Brief:
In your copy, each line below is repeated exactly and no image appears.

►

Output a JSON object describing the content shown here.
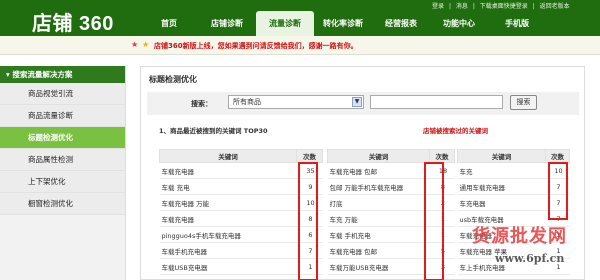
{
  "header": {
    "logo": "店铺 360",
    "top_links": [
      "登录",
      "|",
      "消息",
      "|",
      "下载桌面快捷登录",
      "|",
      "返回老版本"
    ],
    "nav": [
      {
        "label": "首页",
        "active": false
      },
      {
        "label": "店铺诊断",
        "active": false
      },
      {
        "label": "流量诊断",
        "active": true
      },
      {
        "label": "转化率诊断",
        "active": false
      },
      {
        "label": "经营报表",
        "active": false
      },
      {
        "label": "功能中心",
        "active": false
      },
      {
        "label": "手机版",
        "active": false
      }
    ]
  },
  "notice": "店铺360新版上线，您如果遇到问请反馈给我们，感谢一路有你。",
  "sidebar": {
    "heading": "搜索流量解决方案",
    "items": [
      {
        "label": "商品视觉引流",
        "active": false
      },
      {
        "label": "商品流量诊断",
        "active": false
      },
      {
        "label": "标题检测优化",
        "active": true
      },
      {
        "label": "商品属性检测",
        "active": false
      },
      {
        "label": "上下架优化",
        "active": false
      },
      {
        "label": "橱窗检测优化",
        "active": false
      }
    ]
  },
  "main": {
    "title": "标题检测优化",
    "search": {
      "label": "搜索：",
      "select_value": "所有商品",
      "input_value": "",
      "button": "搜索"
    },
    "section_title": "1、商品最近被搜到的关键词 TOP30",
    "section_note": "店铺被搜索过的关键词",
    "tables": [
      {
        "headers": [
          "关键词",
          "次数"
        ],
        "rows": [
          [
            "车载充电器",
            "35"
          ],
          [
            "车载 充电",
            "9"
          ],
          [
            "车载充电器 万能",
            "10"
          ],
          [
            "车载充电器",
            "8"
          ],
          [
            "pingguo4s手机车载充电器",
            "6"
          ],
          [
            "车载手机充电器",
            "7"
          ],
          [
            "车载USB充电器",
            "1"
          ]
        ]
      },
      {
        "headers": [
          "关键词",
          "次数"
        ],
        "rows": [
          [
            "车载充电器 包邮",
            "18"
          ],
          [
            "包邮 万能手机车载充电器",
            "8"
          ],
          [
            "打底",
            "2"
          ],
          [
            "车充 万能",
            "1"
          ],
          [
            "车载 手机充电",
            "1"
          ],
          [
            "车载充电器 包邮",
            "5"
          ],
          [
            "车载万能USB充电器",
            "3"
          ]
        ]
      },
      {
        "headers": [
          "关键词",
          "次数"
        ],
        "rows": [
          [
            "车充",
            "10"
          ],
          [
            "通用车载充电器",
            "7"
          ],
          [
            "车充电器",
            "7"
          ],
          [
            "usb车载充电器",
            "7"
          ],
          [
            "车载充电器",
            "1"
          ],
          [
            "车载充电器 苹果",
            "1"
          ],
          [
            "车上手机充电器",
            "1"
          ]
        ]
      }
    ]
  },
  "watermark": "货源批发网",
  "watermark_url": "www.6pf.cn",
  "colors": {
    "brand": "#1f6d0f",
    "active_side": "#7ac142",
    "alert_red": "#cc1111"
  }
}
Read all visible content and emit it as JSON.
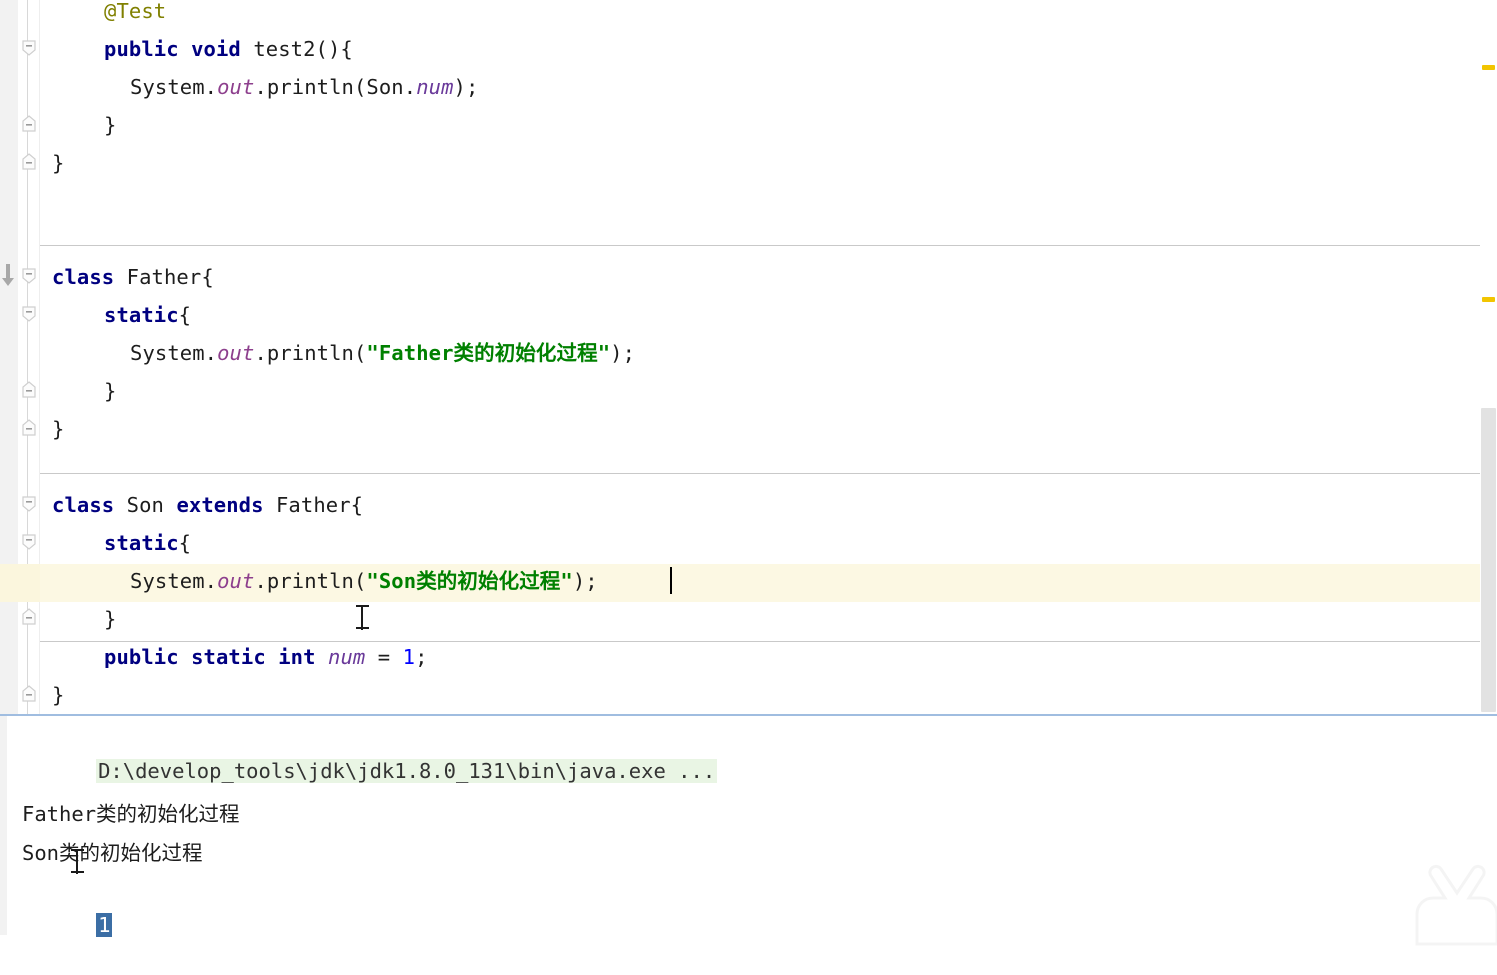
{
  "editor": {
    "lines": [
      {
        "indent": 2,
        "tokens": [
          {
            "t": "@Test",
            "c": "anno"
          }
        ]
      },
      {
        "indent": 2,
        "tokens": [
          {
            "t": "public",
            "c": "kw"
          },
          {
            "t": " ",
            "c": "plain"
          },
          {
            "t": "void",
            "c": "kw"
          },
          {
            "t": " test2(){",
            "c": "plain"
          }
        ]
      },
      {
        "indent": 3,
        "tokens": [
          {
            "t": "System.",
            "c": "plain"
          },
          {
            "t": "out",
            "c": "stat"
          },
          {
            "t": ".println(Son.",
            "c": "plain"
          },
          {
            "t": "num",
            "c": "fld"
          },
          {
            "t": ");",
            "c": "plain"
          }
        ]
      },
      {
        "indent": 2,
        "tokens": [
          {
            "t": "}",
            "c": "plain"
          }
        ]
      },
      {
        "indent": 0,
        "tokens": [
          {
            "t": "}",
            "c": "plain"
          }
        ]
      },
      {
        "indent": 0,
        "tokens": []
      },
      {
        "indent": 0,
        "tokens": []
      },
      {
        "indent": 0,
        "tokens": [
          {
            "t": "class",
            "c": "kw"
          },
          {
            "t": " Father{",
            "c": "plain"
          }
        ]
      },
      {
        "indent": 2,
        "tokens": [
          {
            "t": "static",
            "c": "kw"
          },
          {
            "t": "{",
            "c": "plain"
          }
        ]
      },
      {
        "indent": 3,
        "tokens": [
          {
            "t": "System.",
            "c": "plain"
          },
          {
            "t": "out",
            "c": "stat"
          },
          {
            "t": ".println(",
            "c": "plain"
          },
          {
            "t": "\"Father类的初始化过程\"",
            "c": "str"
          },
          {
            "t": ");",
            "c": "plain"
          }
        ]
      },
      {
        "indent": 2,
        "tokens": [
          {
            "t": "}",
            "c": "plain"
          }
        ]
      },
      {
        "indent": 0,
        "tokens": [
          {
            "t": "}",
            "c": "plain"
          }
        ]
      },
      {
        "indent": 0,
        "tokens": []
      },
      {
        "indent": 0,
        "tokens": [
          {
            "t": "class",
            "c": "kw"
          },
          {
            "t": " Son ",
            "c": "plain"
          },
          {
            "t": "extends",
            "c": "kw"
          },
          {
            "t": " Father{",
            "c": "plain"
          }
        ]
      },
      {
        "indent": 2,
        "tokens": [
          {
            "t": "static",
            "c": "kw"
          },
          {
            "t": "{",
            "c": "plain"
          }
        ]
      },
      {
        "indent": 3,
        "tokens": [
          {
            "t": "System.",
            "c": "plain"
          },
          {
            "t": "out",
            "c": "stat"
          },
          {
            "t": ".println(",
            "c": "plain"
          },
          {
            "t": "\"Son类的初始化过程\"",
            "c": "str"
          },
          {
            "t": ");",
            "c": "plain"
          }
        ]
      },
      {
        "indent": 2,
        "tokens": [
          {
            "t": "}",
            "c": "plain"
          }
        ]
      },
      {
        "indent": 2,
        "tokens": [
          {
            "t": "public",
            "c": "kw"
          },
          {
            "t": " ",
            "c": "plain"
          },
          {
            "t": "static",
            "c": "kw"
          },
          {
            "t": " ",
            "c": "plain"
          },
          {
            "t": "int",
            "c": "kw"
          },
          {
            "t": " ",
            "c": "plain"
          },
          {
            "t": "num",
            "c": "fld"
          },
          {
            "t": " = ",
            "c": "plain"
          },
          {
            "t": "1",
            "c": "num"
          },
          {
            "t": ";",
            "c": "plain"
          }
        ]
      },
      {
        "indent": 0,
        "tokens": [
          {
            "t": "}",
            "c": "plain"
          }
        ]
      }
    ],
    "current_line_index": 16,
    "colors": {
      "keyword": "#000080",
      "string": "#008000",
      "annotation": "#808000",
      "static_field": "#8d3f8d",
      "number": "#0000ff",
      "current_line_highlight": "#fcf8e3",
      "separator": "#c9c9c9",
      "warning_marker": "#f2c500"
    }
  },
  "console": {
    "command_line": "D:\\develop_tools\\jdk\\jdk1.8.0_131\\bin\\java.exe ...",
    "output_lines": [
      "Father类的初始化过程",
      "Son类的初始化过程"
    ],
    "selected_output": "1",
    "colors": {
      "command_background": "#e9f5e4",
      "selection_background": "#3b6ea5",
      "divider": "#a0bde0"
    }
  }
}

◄

Answer for this exercise:
Output a JSON object describing the content shown here.
{
  "header": {
    "logo": "店铺 360",
    "top_links": [
      "登录",
      "|",
      "消息",
      "|",
      "下载桌面快捷登录",
      "|",
      "返回老版本"
    ],
    "nav": [
      {
        "label": "首页",
        "active": false
      },
      {
        "label": "店铺诊断",
        "active": false
      },
      {
        "label": "流量诊断",
        "active": true
      },
      {
        "label": "转化率诊断",
        "active": false
      },
      {
        "label": "经营报表",
        "active": false
      },
      {
        "label": "功能中心",
        "active": false
      },
      {
        "label": "手机版",
        "active": false
      }
    ]
  },
  "notice": "店铺360新版上线，您如果遇到问请反馈给我们，感谢一路有你。",
  "sidebar": {
    "heading": "搜索流量解决方案",
    "items": [
      {
        "label": "商品视觉引流",
        "active": false
      },
      {
        "label": "商品流量诊断",
        "active": false
      },
      {
        "label": "标题检测优化",
        "active": true
      },
      {
        "label": "商品属性检测",
        "active": false
      },
      {
        "label": "上下架优化",
        "active": false
      },
      {
        "label": "橱窗检测优化",
        "active": false
      }
    ]
  },
  "main": {
    "title": "标题检测优化",
    "search": {
      "label": "搜索：",
      "select_value": "所有商品",
      "input_value": "",
      "button": "搜索"
    },
    "section_title": "1、商品最近被搜到的关键词 TOP30",
    "section_note": "店铺被搜索过的关键词",
    "tables": [
      {
        "headers": [
          "关键词",
          "次数"
        ],
        "rows": [
          [
            "车载充电器",
            "35"
          ],
          [
            "车载 充电",
            "9"
          ],
          [
            "车载充电器 万能",
            "10"
          ],
          [
            "车载充电器",
            "8"
          ],
          [
            "pingguo4s手机车载充电器",
            "6"
          ],
          [
            "车载手机充电器",
            "7"
          ],
          [
            "车载USB充电器",
            "1"
          ]
        ]
      },
      {
        "headers": [
          "关键词",
          "次数"
        ],
        "rows": [
          [
            "车载充电器 包邮",
            "18"
          ],
          [
            "包邮 万能手机车载充电器",
            "8"
          ],
          [
            "打底",
            "2"
          ],
          [
            "车充 万能",
            "1"
          ],
          [
            "车载 手机充电",
            "1"
          ],
          [
            "车载充电器 包邮",
            "5"
          ],
          [
            "车载万能USB充电器",
            "3"
          ]
        ]
      },
      {
        "headers": [
          "关键词",
          "次数"
        ],
        "rows": [
          [
            "车充",
            "10"
          ],
          [
            "通用车载充电器",
            "7"
          ],
          [
            "车充电器",
            "7"
          ],
          [
            "usb车载充电器",
            "7"
          ],
          [
            "车载充电器",
            "1"
          ],
          [
            "车载充电器 苹果",
            "1"
          ],
          [
            "车上手机充电器",
            "1"
          ]
        ]
      }
    ]
  },
  "watermark": "货源批发网",
  "watermark_url": "www.6pf.cn",
  "colors": {
    "brand": "#1f6d0f",
    "active_side": "#7ac142",
    "alert_red": "#cc1111"
  }
}
Read all visible content and emit it as JSON.
{
  "editor": {
    "lines": [
      {
        "indent": 2,
        "tokens": [
          {
            "t": "@Test",
            "c": "anno"
          }
        ]
      },
      {
        "indent": 2,
        "tokens": [
          {
            "t": "public",
            "c": "kw"
          },
          {
            "t": " ",
            "c": "plain"
          },
          {
            "t": "void",
            "c": "kw"
          },
          {
            "t": " test2(){",
            "c": "plain"
          }
        ]
      },
      {
        "indent": 3,
        "tokens": [
          {
            "t": "System.",
            "c": "plain"
          },
          {
            "t": "out",
            "c": "stat"
          },
          {
            "t": ".println(Son.",
            "c": "plain"
          },
          {
            "t": "num",
            "c": "fld"
          },
          {
            "t": ");",
            "c": "plain"
          }
        ]
      },
      {
        "indent": 2,
        "tokens": [
          {
            "t": "}",
            "c": "plain"
          }
        ]
      },
      {
        "indent": 0,
        "tokens": [
          {
            "t": "}",
            "c": "plain"
          }
        ]
      },
      {
        "indent": 0,
        "tokens": []
      },
      {
        "indent": 0,
        "tokens": []
      },
      {
        "indent": 0,
        "tokens": [
          {
            "t": "class",
            "c": "kw"
          },
          {
            "t": " Father{",
            "c": "plain"
          }
        ]
      },
      {
        "indent": 2,
        "tokens": [
          {
            "t": "static",
            "c": "kw"
          },
          {
            "t": "{",
            "c": "plain"
          }
        ]
      },
      {
        "indent": 3,
        "tokens": [
          {
            "t": "System.",
            "c": "plain"
          },
          {
            "t": "out",
            "c": "stat"
          },
          {
            "t": ".println(",
            "c": "plain"
          },
          {
            "t": "\"Father类的初始化过程\"",
            "c": "str"
          },
          {
            "t": ");",
            "c": "plain"
          }
        ]
      },
      {
        "indent": 2,
        "tokens": [
          {
            "t": "}",
            "c": "plain"
          }
        ]
      },
      {
        "indent": 0,
        "tokens": [
          {
            "t": "}",
            "c": "plain"
          }
        ]
      },
      {
        "indent": 0,
        "tokens": []
      },
      {
        "indent": 0,
        "tokens": [
          {
            "t": "class",
            "c": "kw"
          },
          {
            "t": " Son ",
            "c": "plain"
          },
          {
            "t": "extends",
            "c": "kw"
          },
          {
            "t": " Father{",
            "c": "plain"
          }
        ]
      },
      {
        "indent": 2,
        "tokens": [
          {
            "t": "static",
            "c": "kw"
          },
          {
            "t": "{",
            "c": "plain"
          }
        ]
      },
      {
        "indent": 3,
        "tokens": [
          {
            "t": "System.",
            "c": "plain"
          },
          {
            "t": "out",
            "c": "stat"
          },
          {
            "t": ".println(",
            "c": "plain"
          },
          {
            "t": "\"Son类的初始化过程\"",
            "c": "str"
          },
          {
            "t": ");",
            "c": "plain"
          }
        ]
      },
      {
        "indent": 2,
        "tokens": [
          {
            "t": "}",
            "c": "plain"
          }
        ]
      },
      {
        "indent": 2,
        "tokens": [
          {
            "t": "public",
            "c": "kw"
          },
          {
            "t": " ",
            "c": "plain"
          },
          {
            "t": "static",
            "c": "kw"
          },
          {
            "t": " ",
            "c": "plain"
          },
          {
            "t": "int",
            "c": "kw"
          },
          {
            "t": " ",
            "c": "plain"
          },
          {
            "t": "num",
            "c": "fld"
          },
          {
            "t": " = ",
            "c": "plain"
          },
          {
            "t": "1",
            "c": "num"
          },
          {
            "t": ";",
            "c": "plain"
          }
        ]
      },
      {
        "indent": 0,
        "tokens": [
          {
            "t": "}",
            "c": "plain"
          }
        ]
      }
    ],
    "current_line_index": 16,
    "colors": {
      "keyword": "#000080",
      "string": "#008000",
      "annotation": "#808000",
      "static_field": "#8d3f8d",
      "number": "#0000ff",
      "current_line_highlight": "#fcf8e3",
      "separator": "#c9c9c9",
      "warning_marker": "#f2c500"
    }
  },
  "console": {
    "command_line": "D:\\develop_tools\\jdk\\jdk1.8.0_131\\bin\\java.exe ...",
    "output_lines": [
      "Father类的初始化过程",
      "Son类的初始化过程"
    ],
    "selected_output": "1",
    "colors": {
      "command_background": "#e9f5e4",
      "selection_background": "#3b6ea5",
      "divider": "#a0bde0"
    }
  }
}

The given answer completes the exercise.